I want to argue that the attention of any formal study of contemporary poetry must be dual. It must focus on form in the technical sense, on identifiable forms in play, the ones identified by Veronica Forrest-Thomson in her prescient Poetic Artifice as enjambment, line, rhythm, rhyme, etc., and on form in a general, more performative sense, that prioritises acts of forming and our apprehension of their coming to form. Forms and forming I call this pair for ease. Associating one with the other, Derek Attridge argues that form is the force that stages a performance of any text: we need to apprehend ‘the eventness of the literary work, which means that form needs to be understood verbally – as ‘taking form” of “forming”, or even “loosing form”', but he insists that the devices of artifice ‘are precisely what call forth the performative response’ of any engaged reader, directly connected to the event of singularity which is the irruption of an inventive otherness in our productive reading.

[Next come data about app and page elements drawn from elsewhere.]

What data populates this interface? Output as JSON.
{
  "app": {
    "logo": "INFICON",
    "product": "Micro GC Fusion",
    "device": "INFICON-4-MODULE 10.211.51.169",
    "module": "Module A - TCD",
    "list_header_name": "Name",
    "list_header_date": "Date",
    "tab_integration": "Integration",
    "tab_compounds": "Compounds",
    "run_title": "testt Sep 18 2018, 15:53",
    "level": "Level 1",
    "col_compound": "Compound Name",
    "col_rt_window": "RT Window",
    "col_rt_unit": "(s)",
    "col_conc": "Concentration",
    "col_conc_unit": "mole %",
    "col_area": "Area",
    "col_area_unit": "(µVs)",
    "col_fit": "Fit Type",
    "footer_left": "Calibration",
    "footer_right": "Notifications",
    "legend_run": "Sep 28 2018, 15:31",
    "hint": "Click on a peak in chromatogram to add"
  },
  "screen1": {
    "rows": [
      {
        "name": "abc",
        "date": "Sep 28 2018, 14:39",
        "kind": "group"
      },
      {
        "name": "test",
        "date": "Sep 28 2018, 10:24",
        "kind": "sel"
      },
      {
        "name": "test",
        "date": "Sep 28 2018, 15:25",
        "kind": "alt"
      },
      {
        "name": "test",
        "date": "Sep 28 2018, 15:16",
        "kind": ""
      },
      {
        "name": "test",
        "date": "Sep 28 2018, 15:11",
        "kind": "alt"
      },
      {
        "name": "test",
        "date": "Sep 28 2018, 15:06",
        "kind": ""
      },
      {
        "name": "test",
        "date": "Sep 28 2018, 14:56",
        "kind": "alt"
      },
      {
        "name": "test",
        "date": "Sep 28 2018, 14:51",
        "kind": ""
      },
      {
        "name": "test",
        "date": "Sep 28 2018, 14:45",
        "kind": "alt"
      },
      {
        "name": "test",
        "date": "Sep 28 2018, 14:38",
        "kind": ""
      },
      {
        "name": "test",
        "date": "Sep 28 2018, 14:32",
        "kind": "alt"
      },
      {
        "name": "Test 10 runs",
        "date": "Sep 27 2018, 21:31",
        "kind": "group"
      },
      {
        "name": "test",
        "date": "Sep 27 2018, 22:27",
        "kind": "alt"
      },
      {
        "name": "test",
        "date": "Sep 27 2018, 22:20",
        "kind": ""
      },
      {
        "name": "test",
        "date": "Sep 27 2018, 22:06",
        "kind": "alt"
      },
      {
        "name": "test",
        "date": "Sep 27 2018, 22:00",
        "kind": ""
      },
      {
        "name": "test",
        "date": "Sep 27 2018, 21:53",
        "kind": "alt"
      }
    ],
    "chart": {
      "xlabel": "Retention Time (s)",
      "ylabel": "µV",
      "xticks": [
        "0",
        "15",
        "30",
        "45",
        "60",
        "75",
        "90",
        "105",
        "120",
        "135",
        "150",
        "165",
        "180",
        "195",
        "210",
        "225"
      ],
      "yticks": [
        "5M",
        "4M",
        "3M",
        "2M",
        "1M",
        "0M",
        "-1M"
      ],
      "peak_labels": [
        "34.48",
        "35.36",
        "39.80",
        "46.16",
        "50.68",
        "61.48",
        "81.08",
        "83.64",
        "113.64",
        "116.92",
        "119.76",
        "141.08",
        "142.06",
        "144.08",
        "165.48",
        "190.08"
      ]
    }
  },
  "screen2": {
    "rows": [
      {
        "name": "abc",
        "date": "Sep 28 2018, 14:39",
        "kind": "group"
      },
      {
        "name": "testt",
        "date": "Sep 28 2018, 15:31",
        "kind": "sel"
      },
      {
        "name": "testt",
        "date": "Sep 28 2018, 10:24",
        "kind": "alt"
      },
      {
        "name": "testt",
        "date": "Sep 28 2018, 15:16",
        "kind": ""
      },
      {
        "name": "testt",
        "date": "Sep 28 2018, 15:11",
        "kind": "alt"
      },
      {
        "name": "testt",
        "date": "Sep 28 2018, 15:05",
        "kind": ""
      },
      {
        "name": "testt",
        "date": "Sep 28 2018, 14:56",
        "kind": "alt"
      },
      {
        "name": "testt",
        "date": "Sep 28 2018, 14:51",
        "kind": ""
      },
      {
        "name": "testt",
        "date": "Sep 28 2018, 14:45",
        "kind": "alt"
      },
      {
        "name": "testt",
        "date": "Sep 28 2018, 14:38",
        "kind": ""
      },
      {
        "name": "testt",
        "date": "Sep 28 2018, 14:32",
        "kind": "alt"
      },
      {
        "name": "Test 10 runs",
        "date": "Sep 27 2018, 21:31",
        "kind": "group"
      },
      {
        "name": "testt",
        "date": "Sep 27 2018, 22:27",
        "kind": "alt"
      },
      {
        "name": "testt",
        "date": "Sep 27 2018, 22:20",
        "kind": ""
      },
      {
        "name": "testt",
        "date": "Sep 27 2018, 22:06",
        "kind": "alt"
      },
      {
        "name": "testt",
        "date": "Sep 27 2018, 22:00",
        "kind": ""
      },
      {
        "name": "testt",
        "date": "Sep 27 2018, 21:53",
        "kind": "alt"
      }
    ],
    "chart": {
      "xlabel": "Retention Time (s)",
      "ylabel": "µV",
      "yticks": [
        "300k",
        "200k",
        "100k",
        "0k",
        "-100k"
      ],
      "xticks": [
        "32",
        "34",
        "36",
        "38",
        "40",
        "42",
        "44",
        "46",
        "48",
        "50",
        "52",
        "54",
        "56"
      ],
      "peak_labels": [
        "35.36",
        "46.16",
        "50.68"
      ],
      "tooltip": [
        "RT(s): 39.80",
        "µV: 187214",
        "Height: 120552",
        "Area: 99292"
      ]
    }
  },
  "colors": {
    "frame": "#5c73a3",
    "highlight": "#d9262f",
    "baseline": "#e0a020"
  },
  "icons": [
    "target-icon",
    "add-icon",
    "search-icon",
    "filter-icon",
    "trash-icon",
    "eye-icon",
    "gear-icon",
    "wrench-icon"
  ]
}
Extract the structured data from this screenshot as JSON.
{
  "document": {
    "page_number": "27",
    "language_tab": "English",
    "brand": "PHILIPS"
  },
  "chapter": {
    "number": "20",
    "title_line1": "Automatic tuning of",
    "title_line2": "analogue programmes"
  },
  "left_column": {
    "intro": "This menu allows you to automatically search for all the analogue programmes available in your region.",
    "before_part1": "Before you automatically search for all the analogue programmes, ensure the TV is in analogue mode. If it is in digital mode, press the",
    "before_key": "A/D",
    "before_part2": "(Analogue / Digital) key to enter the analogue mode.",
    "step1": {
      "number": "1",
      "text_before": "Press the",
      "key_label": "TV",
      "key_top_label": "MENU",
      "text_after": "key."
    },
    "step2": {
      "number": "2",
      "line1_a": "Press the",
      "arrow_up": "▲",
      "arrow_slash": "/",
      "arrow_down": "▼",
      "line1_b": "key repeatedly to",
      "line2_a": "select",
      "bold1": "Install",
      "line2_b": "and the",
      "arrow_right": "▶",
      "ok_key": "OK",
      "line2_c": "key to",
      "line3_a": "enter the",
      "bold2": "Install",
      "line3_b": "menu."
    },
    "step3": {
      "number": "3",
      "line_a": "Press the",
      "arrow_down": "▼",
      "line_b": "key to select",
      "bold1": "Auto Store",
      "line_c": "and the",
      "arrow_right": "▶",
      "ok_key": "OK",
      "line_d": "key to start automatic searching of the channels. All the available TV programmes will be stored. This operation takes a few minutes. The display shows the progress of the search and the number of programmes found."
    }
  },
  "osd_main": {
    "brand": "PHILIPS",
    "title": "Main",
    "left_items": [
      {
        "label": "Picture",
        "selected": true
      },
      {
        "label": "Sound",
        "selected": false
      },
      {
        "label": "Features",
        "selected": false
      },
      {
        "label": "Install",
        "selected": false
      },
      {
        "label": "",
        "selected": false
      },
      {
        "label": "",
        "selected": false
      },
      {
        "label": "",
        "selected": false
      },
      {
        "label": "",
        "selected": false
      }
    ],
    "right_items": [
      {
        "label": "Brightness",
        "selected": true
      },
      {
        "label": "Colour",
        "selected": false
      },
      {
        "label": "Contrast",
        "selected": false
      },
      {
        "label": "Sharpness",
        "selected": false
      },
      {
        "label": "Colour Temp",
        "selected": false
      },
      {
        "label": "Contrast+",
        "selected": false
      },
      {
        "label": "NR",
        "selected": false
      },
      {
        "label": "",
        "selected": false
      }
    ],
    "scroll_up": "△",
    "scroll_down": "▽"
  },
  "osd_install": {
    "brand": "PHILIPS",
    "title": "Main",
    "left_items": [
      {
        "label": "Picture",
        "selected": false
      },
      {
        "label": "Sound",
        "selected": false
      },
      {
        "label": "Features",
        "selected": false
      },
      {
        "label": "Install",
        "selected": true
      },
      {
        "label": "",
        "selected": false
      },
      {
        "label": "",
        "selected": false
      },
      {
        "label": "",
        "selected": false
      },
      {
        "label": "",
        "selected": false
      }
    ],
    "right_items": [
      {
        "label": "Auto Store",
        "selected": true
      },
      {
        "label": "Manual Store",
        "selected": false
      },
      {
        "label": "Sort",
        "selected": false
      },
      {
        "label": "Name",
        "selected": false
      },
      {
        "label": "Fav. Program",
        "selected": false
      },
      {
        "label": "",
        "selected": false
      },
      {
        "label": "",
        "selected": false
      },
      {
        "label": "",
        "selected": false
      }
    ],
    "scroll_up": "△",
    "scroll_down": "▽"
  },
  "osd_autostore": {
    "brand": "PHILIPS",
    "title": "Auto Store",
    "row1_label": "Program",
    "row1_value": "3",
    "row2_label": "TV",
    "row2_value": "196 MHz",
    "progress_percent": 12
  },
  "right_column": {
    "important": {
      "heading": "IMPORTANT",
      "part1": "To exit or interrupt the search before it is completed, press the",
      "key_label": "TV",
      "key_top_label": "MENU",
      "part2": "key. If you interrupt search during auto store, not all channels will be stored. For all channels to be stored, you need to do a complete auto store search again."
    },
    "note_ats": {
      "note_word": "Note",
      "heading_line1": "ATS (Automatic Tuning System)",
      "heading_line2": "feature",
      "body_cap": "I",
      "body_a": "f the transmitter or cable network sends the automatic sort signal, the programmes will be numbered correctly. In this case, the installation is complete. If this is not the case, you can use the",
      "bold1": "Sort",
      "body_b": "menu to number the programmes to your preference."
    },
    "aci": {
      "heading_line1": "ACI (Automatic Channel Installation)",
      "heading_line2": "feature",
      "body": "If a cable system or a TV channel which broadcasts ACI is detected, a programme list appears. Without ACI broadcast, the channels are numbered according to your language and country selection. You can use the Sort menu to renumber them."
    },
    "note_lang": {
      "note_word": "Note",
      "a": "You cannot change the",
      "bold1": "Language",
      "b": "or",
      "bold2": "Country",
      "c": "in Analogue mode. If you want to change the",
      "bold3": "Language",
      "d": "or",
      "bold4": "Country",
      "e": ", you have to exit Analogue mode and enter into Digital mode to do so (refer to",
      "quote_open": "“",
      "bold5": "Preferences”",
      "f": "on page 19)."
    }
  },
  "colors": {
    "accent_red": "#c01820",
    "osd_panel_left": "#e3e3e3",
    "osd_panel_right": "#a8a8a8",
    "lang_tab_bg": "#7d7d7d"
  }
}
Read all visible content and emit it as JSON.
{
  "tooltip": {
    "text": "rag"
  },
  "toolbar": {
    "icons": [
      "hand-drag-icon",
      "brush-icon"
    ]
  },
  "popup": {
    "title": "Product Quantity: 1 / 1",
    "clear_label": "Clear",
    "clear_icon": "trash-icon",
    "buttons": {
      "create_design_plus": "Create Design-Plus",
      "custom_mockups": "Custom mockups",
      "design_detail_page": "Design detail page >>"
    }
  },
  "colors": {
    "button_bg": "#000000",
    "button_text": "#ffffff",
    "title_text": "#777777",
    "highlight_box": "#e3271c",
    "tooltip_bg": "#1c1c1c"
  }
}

Both types of form are capable of carrying a semantic or cognitive charge, demonstrating that forms think. They contain or envelop meaning(s) of knowledge(s) and might demonstrate how new meaning and (non-propositional) knowledge might be formed and formulated. As such, aesthetic form carries a force operating on the individual (or collective) reader or viewer, which – in the case of poetry – means that the reader is the site where such meanings are staged by form, so that reading is formulating form, and formulating it into fluxing semantic and cognitive forms as a ‘performed mobility’. Wolfson even writes that literature lovers ‘respond to forms as a kind of content’. Formal considerations of both kinds (forms and forming) are engaged by active reading and enact meanings that moderate, exacerbate, subvert (or on rare occasions reinforce) the kind of extractable meaning that Forrest-Thomson and Attridge both decry as ‘paraphrase’. Paraphrase is amnesia of form.